The storytelling gets very slack toward the end, resulting in a disappointingly generic final showdown. Lussier seems to lose some of his confidence as “Drive Angry” reaches its close, using an obvious macguffin to put an end to the silly shenanigans. True, this section of the movie does feature a character drinking beer from a freshly mutilated skull, but on the whole “Drive Angry” opts for an oddly safe conclusion. It’s adequate, but given the daring enthusiasm evidenced throughout the majority of the film, this denouement feels a tad sedate. Similarly a subplot involving a wasted David Morse (as Milton’s ex-buddy) is needless. Lussier should have just axed it and tightened up the film’s running time.

“Drive Angry” is definitely worth a watch for connoisseurs of deliberately junky cinema. Those easily offended or liable to take the film too seriously had best steer clear, but everyone else is likely to have something resembling a blast. Much like last year’s “Piranha 3D” this is a feature that revels in its own crude absurdity.
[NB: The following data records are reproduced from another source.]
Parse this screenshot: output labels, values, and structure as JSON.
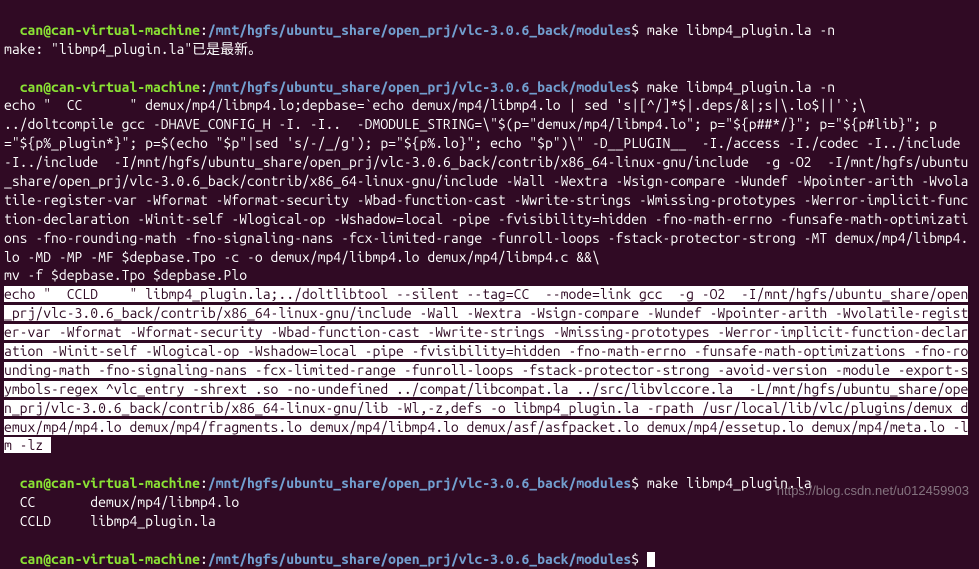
{
  "prompt": {
    "user_host": "can@can-virtual-machine",
    "colon": ":",
    "path": "/mnt/hgfs/ubuntu_share/open_prj/vlc-3.0.6_back/modules",
    "dollar": "$"
  },
  "cmd1": " make libmp4_plugin.la -n",
  "line2": "make: \"libmp4_plugin.la\"已是最新。",
  "cmd2": " make libmp4_plugin.la -n",
  "block1_l1": "echo \"  CC      \" demux/mp4/libmp4.lo;depbase=`echo demux/mp4/libmp4.lo | sed 's|[^/]*$|.deps/&|;s|\\.lo$||'`;\\",
  "block1_l2": "../doltcompile gcc -DHAVE_CONFIG_H -I. -I..  -DMODULE_STRING=\\\"$(p=\"demux/mp4/libmp4.lo\"; p=\"${p##*/}\"; p=\"${p#lib}\"; p=\"${p%_plugin*}\"; p=$(echo \"$p\"|sed 's/-/_/g'); p=\"${p%.lo}\"; echo \"$p\")\\\" -D__PLUGIN__  -I./access -I./codec -I../include -I../include  -I/mnt/hgfs/ubuntu_share/open_prj/vlc-3.0.6_back/contrib/x86_64-linux-gnu/include  -g -O2  -I/mnt/hgfs/ubuntu_share/open_prj/vlc-3.0.6_back/contrib/x86_64-linux-gnu/include -Wall -Wextra -Wsign-compare -Wundef -Wpointer-arith -Wvolatile-register-var -Wformat -Wformat-security -Wbad-function-cast -Wwrite-strings -Wmissing-prototypes -Werror-implicit-function-declaration -Winit-self -Wlogical-op -Wshadow=local -pipe -fvisibility=hidden -fno-math-errno -funsafe-math-optimizations -fno-rounding-math -fno-signaling-nans -fcx-limited-range -funroll-loops -fstack-protector-strong -MT demux/mp4/libmp4.lo -MD -MP -MF $depbase.Tpo -c -o demux/mp4/libmp4.lo demux/mp4/libmp4.c &&\\",
  "block1_l3": "mv -f $depbase.Tpo $depbase.Plo",
  "sel_block": "echo \"  CCLD    \" libmp4_plugin.la;../doltlibtool --silent --tag=CC  --mode=link gcc  -g -O2  -I/mnt/hgfs/ubuntu_share/open_prj/vlc-3.0.6_back/contrib/x86_64-linux-gnu/include -Wall -Wextra -Wsign-compare -Wundef -Wpointer-arith -Wvolatile-register-var -Wformat -Wformat-security -Wbad-function-cast -Wwrite-strings -Wmissing-prototypes -Werror-implicit-function-declaration -Winit-self -Wlogical-op -Wshadow=local -pipe -fvisibility=hidden -fno-math-errno -funsafe-math-optimizations -fno-rounding-math -fno-signaling-nans -fcx-limited-range -funroll-loops -fstack-protector-strong -avoid-version -module -export-symbols-regex ^vlc_entry -shrext .so -no-undefined ../compat/libcompat.la ../src/libvlccore.la  -L/mnt/hgfs/ubuntu_share/open_prj/vlc-3.0.6_back/contrib/x86_64-linux-gnu/lib -Wl,-z,defs -o libmp4_plugin.la -rpath /usr/local/lib/vlc/plugins/demux demux/mp4/mp4.lo demux/mp4/fragments.lo demux/mp4/libmp4.lo demux/asf/asfpacket.lo demux/mp4/essetup.lo demux/mp4/meta.lo -lm -lz ",
  "cmd3": " make libmp4_plugin.la",
  "out_l1": "  CC       demux/mp4/libmp4.lo",
  "out_l2": "  CCLD     libmp4_plugin.la",
  "watermark": "https://blog.csdn.net/u012459903"
}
I rarely champion unrestrained stupidity, but in the case of “Drive Angry” I’m happy to make an exception.

“Drive Angry” plays nicely on a second viewing, although in regular definition 2D, the 3D effects are brutal. Like really brutal.

The disc comes with a frenzied commentary from Lussier and writer Todd Farmer, both of whom appear wildly proud of the final product. They clearly had a lot of fun making the movie, something that other cast members echo in the 15 minute featurette “How to Drive Angry”. It’s a very congratulatory offering, but it’s amusing to watch the participants fawn over such blatantly trashy fare, with a special giggle coming in the form of Billy Burke mentioning a possible sequel (“Drive Angry” is one of the highest profile box-office flops of 2011 so far). Two pointless deleted scenes also feature, as does a bizarre little thing named “Milton’s Mayhem”. This odd trinket basically edits together the film’s action set-pieces with a scoreboard attached; awarding points arcade style as the protagonist obliterates numerous scumbags. It is total filler, but I suppose the idea at its heart is sort of cool.

“Drive Angry” is available to own and rent on DVD and Blu-Ray from July 4th 2011.

(N.B - LionsGate provided a screener of “Drive Angry” for review, and thus because it may not be representative of retail quality, I have neglected to assess the disc’s audio and video capabilities)

A Review by Daniel Kelly, 2011


Post a Comment